Boeing was trying to persuade the U.S. government to fill a “fighter gap” in naval aviation this fighter gap has been growing for years, and been worsen by delays in production of new “carrier-variant” F-35C stealth fighter jets from Lockheed Martin.
The Motley Fool page said just last month, Aviation Week reported that the Navy has green-lighted a plan floated by Boeing to shore up the Navy’s fighter fleet with new “Advanced Super Hornet” fighter jets, also known as the “F/A-18XT” and “Block 3 Super Hornet,”.
Boeing’s Advanced Super Hornet is an upgrade of the company’s current F/A-18E/F fighter jets, the Boeing F/A-18E and F/A-18F Super Hornet are twin-engine carrier-capable multirole fighter aircraft variants based on the McDonnell Douglas F/A-18 Hornet.

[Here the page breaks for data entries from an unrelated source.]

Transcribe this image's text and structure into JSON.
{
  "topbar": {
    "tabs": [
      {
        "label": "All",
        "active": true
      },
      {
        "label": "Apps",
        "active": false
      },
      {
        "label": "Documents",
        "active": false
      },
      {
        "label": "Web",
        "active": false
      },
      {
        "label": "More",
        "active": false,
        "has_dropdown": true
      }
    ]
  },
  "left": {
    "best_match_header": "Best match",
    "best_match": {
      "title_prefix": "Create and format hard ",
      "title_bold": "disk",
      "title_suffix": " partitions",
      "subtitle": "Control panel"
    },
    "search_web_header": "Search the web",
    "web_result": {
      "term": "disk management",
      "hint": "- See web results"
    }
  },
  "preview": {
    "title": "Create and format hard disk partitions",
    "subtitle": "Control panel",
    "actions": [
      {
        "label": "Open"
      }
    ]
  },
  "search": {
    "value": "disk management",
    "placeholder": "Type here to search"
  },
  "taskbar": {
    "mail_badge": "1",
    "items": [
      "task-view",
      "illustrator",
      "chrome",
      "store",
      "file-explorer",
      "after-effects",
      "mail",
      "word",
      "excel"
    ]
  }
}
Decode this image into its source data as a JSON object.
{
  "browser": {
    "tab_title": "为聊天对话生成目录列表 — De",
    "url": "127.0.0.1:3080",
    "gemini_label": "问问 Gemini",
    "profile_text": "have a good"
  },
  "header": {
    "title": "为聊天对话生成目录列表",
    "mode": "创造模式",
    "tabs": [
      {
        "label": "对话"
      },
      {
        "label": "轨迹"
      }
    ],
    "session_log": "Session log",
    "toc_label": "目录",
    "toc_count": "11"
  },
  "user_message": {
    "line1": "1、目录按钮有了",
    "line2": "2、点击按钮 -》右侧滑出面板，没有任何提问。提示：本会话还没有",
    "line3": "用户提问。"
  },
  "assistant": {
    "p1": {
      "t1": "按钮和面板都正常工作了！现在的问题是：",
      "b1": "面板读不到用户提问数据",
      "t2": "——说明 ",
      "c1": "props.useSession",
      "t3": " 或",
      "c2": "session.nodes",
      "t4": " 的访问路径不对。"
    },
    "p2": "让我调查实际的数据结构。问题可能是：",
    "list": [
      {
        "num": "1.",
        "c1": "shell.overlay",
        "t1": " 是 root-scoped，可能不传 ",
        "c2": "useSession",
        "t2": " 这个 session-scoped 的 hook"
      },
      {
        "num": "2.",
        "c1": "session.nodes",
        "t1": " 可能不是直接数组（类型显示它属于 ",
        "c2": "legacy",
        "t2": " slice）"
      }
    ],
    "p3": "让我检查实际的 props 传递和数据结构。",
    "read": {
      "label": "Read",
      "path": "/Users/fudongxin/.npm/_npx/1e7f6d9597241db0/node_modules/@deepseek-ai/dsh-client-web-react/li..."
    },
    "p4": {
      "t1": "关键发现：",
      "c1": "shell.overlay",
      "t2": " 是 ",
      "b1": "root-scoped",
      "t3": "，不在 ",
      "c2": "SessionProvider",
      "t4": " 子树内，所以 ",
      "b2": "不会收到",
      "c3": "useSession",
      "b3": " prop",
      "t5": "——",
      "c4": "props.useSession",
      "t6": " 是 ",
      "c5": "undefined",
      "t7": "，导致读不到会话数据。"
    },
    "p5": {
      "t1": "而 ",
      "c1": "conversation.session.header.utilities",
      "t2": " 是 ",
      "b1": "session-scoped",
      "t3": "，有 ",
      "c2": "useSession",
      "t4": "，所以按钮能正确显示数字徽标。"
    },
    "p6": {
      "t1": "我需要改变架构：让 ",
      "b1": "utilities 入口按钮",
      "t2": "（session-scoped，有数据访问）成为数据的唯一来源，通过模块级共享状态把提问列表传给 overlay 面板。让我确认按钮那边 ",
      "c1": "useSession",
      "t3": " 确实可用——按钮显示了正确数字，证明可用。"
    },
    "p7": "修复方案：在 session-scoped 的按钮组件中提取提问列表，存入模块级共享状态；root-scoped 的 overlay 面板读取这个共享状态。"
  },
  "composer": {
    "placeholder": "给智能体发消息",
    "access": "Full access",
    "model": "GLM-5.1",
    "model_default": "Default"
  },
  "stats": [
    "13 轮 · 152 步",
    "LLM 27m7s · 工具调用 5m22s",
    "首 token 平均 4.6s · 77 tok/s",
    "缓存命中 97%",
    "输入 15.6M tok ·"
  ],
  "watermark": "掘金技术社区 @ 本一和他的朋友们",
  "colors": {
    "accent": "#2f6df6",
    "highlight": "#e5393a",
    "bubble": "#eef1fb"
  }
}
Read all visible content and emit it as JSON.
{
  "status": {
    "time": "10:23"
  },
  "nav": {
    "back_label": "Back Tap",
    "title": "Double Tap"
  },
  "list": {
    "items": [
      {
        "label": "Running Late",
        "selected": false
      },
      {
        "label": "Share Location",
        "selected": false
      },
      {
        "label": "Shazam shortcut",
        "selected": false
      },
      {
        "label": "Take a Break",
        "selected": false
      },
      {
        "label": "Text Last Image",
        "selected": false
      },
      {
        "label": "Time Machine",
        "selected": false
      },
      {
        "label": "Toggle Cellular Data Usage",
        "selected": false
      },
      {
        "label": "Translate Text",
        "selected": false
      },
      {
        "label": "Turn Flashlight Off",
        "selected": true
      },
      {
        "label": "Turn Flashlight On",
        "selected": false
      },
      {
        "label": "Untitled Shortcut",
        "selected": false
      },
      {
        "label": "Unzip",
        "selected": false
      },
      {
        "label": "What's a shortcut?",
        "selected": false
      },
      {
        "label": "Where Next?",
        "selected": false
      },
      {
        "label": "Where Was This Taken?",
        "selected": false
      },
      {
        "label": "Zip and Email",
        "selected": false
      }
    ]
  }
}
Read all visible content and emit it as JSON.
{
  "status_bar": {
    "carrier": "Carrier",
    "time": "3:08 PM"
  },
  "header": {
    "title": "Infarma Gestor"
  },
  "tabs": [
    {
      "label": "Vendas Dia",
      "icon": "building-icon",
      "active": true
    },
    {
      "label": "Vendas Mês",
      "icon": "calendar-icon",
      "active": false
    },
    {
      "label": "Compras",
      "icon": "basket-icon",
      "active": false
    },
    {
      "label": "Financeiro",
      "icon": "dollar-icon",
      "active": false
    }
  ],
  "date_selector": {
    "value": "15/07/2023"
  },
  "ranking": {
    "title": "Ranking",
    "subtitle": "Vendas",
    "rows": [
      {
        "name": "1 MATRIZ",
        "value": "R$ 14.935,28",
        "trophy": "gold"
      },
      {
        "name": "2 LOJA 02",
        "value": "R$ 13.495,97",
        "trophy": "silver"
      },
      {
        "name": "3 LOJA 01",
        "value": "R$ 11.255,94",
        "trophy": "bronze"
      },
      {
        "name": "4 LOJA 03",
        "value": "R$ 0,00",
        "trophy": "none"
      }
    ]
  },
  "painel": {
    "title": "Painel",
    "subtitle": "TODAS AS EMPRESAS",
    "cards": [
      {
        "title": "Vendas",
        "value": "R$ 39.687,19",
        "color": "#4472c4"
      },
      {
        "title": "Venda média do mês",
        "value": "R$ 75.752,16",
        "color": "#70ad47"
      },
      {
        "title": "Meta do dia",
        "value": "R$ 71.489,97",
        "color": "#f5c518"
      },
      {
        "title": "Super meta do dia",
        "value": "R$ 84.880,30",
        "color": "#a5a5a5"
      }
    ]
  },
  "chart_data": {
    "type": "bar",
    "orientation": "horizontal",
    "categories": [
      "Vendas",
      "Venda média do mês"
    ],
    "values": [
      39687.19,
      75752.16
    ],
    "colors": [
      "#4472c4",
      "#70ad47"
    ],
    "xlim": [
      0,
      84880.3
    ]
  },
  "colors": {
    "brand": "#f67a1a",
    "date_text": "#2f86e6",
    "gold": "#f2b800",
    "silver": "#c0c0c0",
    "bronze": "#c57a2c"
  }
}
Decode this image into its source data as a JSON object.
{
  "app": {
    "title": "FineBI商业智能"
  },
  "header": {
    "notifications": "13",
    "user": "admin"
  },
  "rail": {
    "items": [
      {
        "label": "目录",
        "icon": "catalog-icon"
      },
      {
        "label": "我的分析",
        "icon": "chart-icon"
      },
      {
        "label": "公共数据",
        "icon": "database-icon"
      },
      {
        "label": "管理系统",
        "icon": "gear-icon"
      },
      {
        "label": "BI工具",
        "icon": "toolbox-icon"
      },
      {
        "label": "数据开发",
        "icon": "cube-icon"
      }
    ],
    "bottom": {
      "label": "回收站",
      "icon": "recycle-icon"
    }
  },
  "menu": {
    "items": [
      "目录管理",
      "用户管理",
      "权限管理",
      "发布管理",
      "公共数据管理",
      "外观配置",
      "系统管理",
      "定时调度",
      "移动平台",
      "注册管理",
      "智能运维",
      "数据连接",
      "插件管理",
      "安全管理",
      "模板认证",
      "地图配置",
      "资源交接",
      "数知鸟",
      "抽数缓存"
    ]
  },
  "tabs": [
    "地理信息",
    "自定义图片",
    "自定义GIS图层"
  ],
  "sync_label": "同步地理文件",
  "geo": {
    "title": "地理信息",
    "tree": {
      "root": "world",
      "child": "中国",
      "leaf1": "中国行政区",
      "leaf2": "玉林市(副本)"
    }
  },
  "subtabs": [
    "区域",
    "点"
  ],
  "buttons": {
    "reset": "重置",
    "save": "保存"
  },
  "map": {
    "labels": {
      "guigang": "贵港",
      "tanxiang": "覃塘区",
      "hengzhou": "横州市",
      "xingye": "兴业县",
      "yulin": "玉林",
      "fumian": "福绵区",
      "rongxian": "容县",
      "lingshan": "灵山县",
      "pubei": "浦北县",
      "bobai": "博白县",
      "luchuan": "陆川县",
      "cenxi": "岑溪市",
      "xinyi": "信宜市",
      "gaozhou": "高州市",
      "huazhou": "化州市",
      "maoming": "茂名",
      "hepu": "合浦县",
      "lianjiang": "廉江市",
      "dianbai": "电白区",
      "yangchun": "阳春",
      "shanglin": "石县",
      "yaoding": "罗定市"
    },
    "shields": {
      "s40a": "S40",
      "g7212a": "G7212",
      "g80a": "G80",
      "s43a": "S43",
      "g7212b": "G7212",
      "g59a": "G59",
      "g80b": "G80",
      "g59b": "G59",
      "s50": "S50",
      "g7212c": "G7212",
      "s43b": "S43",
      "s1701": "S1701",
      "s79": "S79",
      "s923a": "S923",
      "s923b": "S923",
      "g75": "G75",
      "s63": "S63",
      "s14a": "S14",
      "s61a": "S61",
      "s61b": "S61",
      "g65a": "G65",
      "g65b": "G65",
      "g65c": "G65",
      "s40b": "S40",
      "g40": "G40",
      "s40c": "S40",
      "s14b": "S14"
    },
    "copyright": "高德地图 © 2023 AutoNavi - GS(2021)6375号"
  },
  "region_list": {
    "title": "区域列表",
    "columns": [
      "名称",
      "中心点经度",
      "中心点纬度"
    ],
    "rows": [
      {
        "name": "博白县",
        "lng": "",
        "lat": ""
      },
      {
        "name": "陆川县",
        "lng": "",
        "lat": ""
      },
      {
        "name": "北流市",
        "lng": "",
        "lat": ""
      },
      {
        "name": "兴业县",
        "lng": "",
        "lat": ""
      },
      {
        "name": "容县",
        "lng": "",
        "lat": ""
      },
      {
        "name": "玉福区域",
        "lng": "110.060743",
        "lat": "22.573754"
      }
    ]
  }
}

Among the improvements that Motley Fool said was new design features “advanced network architecture” and “advanced cockpit displays” on the inside, while on the outside conformal fuel tanks adding 100 to 120 nautical miles to the plane’s range, and providing a stealthier radar profile.
Citing a “detailed blueprint” obtained from the U.S. Navy, Aviation Week reports that the Navy is planning to invest roughly $265 million upgrading F/A-18s to Boeing’s new design between 2019 and 2022. Boeing expects to have the Advanced Super Hornet design ready for action by 2019. Logically, this means that by 2019, the Navy will be able to make informed choices between buying pricier fifth-generation F-35Cs or buying cheaper F/A-18s equipped with Boeing’s new upgrades.